The clash of European and various indigenous cultures around the world is pretty much a litany of sadness. While the story of European and Maori interaction is not without complaints on both sides (particularly the Maori), my two far too brief visits to New Zealand have led me to believe that this is (alas) one of the better case examples of how the clash of cultures seems to be playing out in some wonderful ways. This handsome warrior's greeting may as well set the stage for my least planty blog ever...although one never knows. Plants have a way of sneaking in...
|Marae at Keri keri, North Island, New Zealand|
This is a Marae, the traditional Maori "meeting house" that doubles as a sort of living museum of their culture, the equivalent of a church and even a hostel of sorts for clans and families who often sleep here on special occasions. The artwork and stylistics reminded me powerfully of the Pacific Northwestern artwork, and I was not surprised to discover that representatives of the Cowichan tribe had visited recently when they hosted a folk art festival nearby.
We'd seen another Marae--with extraordinary carvings--at the National Museum in Auckland a few days earlier. Our local Maori leader explained that the artwork was all done on a volunteer basis--and necessarily took many years.
And it is perhaps especially significant that when you first arrive in Auckland, and approach passport control one must pass through a stylized Marae-like structure. You are greeted everywhere at the airport (and subsequently as well) with "Ki Ora"--the Universal Maori greeting ("Be Healthy", "Hello", "How are you" are various translations of its meaning)...
A slightly closer look at the Kerikeri Marae artwork. There are apparently thousands of marae in New Zealand (albeit not many this beautiful), and comparable traditional structures were once widespread in much of Polynesia.
Our entire American Horticultural Society group was invited in, following the ritualized protocol of this local clan. I was a humbled when selected "chief" of our visiting delegation, and called upon to speak ceremoniously at one point. Don't worry, you needn't address me as chief any longer!
There is almost something East Asian in the flavor and color of the columns--almost suggesting Chinese dragons to my eye.
This fellow seemed especially athletic, and perhaps annoyed?
Later that day we had a chance to watch a performance of Maori music and dance at Waitangi--the site at the Bay of Islands where the principal treaty outlining the future relationship of Maori and European Settlers was signed on 6 February 1840. There is no doubt in my mind that the Europeans did take liberties and were not as true to the intent of that treaty (leading to much in the way of litigation ever since). But I also think that by and large the English and other European settlers have generally conducted themselves with far greater restraint and decency than European settlers in almost any other region that was inhabited by stone age peoples.

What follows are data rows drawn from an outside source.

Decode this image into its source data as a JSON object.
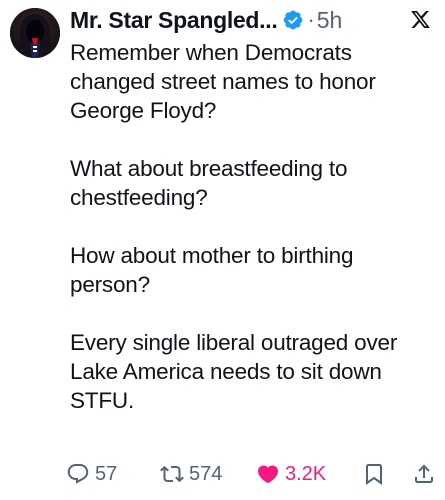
{
  "author": {
    "display_name": "Mr. Star Spangled...",
    "separator": "·",
    "time_ago": "5h",
    "avatar_icon": "hooded-figure-avatar",
    "verified_color": "#1d9bf0"
  },
  "tweet": {
    "paragraphs": [
      "Remember when Democrats changed street names to honor George Floyd?",
      "What about breastfeeding to chestfeeding?",
      "How about mother to birthing person?",
      "Every single liberal outraged over Lake America needs to sit down STFU."
    ]
  },
  "actions": {
    "replies": "57",
    "reposts": "574",
    "likes": "3.2K",
    "like_color": "#f91880",
    "muted_color": "#536471"
  }
}
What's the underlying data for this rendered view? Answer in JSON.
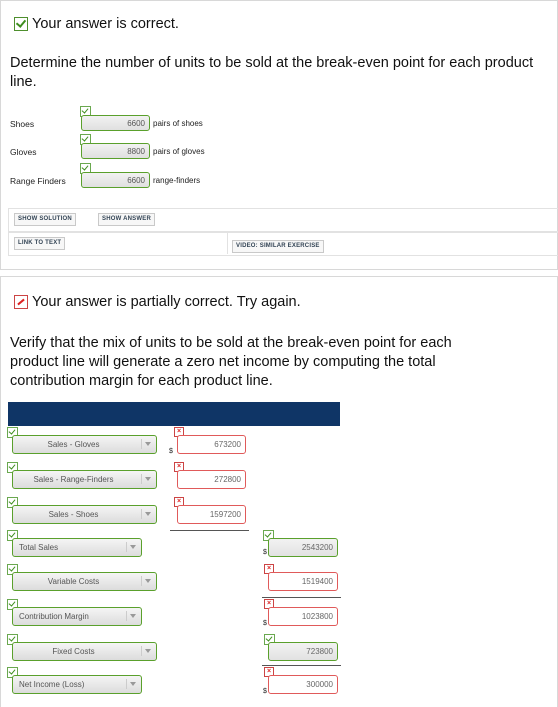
{
  "part1": {
    "status": "Your answer is correct.",
    "question": "Determine the number of units to be sold at the break-even point for each product line.",
    "rows": [
      {
        "label": "Shoes",
        "value": "6600",
        "unit": "pairs of shoes"
      },
      {
        "label": "Gloves",
        "value": "8800",
        "unit": "pairs of gloves"
      },
      {
        "label": "Range Finders",
        "value": "6600",
        "unit": "range-finders"
      }
    ],
    "buttons": {
      "show_solution": "SHOW SOLUTION",
      "show_answer": "SHOW ANSWER",
      "link_to_text": "LINK TO TEXT",
      "video": "VIDEO: SIMILAR EXERCISE"
    }
  },
  "part2": {
    "status": "Your answer is partially correct.  Try again.",
    "question_lines": [
      "Verify that the mix of units to be sold at the break-even point for each",
      "product line will generate a zero net income by computing the total",
      "contribution margin for each product line."
    ],
    "currency": "$",
    "rows": [
      {
        "label": "Sales - Gloves",
        "value": "673200"
      },
      {
        "label": "Sales - Range-Finders",
        "value": "272800"
      },
      {
        "label": "Sales - Shoes",
        "value": "1597200"
      },
      {
        "label": "Total Sales",
        "value": "2543200"
      },
      {
        "label": "Variable Costs",
        "value": "1519400"
      },
      {
        "label": "Contribution Margin",
        "value": "1023800"
      },
      {
        "label": "Fixed Costs",
        "value": "723800"
      },
      {
        "label": "Net Income (Loss)",
        "value": "300000"
      }
    ]
  }
}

We were permitted to take still pictures, but you will have to imagine the music, which was highly varied depending on the nature of the tune: lyrical love music and stirring battle music.
We even had a stylized duel performed for us!
And a song involving some intricate juggling.
Many of us took the dance troupe up on their suggestion to have pictures taken with them: I was one of the first!
The whole experience helped me get a better sense of the complexity of the Maori/European interaction. There is no question that there has been exploitation and suppression of Maori language and culture in the past, and that much of the land belonging to Maori was unfairly obtained.
But it is also true that the New Zealanders have kept a remarkable number of Maori place names and that Kiwi English is peppered with Maori words. The many gardeners (all of European ancestry) we met all used Maori common names for many of the native New Zealand plants in their gardens.
I heard again and again that everyone wanted Maori language and culture to flourish and everyone seemed to take great pride in the fact that this seems to be in fact happening.
A lovely Sephardic Jew who is on this trip grew up in Istanbul. She informed me that Spain has extended citizenship to her and others whose ancestors were expelled from Spain in 1492. In these dark days when tyrants like Recep Tayyip Erdoğan (and his American equivalents) are still threatening and harassing minorities, I wonder if the time will ever come in Turkey when the first peoples of THAT great country will ever receive their due? Since my paternal ancestors were among those peoples I have a personal stake in the matter! Perhaps one day see Anatolia honor her Kurdish, Armenian and Rum history much as New Zealand now honors its Maori roots? Is this too much to even dream?
It would be wrong for me to end on such a wistful note. Instead, I'd like to end with this picture of our host, his wife and grandson one of whose parents is from the USA. This family exemplifies how many contemporary Maori are firmly rooted in both Maori and European cultures, and comfortable--perhaps even triumphant--in both.